If the shift seems slow, or the derailleur cannot make the shift, even with full pressure on the lever, the limit is too tight. Loosen no more than one-quarter turn and try the shift again (Adjust Front Derailleur). If the chain shifts over the largest chain ring, or nearly over, the H limit is very loose. Tighten no more than a quarter turn and try the shift again.
Maintenance Tips for Front Derailleur
|Keep the derailleur clean and lubricated (After the Adjust Front Derailleur)|
|Check cable tension periodically|
|Replace worn or damaged cables or housing as needed|
|Inspect derailleur for signs of wear or damage|
These maintenance tips are essential for keeping your front derailleur in good working order. By following these tips, you can ensure that your derailleur is functioning smoothly and efficiently, allowing you to shift gears with ease. Adjust Front Derailleur of Mountain Bike is a very important step overall.

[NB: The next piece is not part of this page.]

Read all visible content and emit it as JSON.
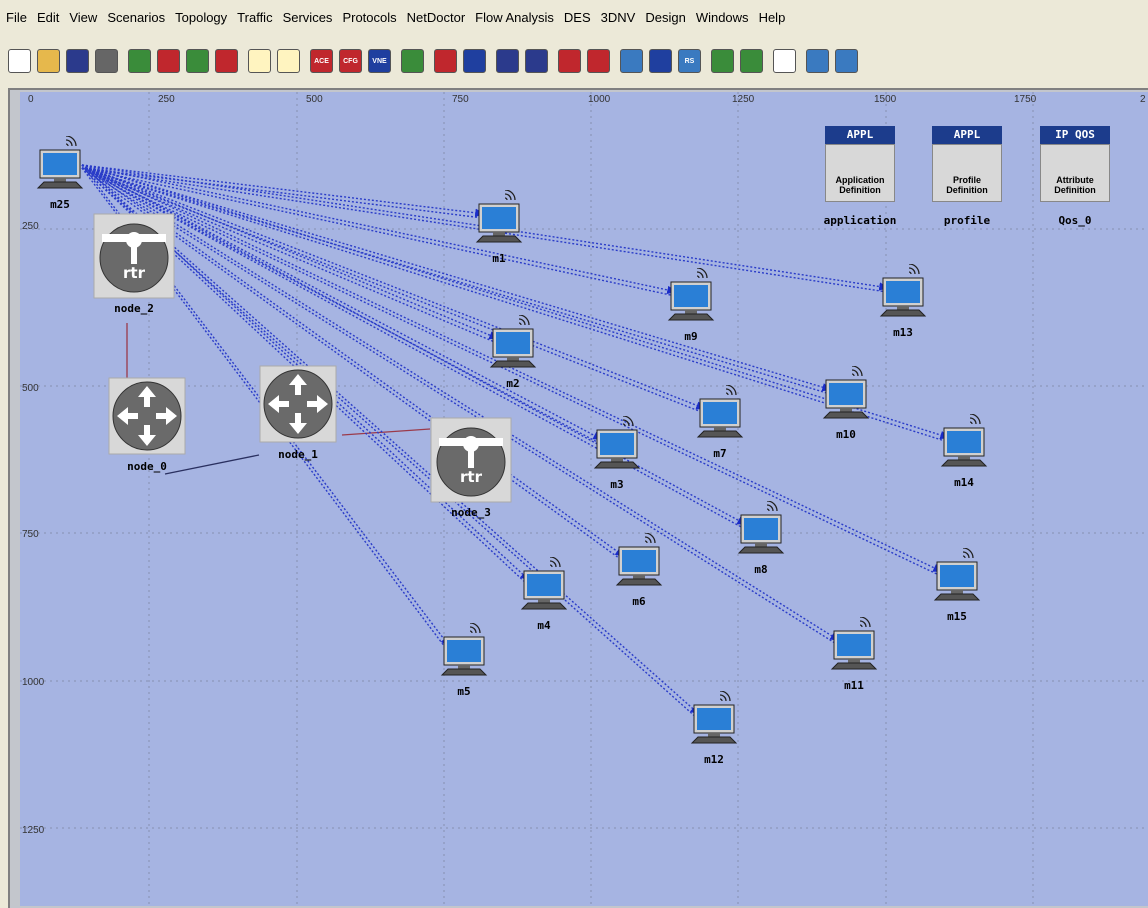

The idea of index shifting is to put the cage in the correct position relative to the chainrings. This is done by adjusting the barrel adjuster. Some lever systems may have two to three positions, while others have multiple clicks. However, the process is the same. For systems with index shifters but no barrel adjusters, the adjustment is made by shortening and lengthening the cable at the pinch bolt. We will find the correct cable setting by intentionally introducing movement at the cage and then systematically removing it. Movement at the cage tells us that the linkage is not contacting the H limit screw, and when the movement is gone, we know our cable setting is just right. Push on the shift lever; if there is no movement at the cage, turn the barrel adjuster clockwise to effectively lengthen the cable. Push on the lever and repeat until there is slight movement. Once you notice the movement, turn the barrel adjuster counterclockwise one half-turn and test by pushing on the shift lever. Repeat this until the cage doesn’t move outward when the shift lever is pushed. The index setting is now complete.
Congratulations! Cyclist on learning a new skill of adjusting the front derailleur. No more cancellation of plans; you are all covered with just a screwdriver and wrench.
I am a bike specialist with a wealth of experience in mountain biking, road cycling, and bike travel. With years of testing and riding different bikes, I have developed a deep understanding of the mechanics, technology, and design of bikes. My passion for biking has taken me on countless adventures, and I have shared my knowledge and expertise with other bikers along the way. As an expert in the field, I am committed to promoting biking as a healthy, sustainable, and enjoyable way of life.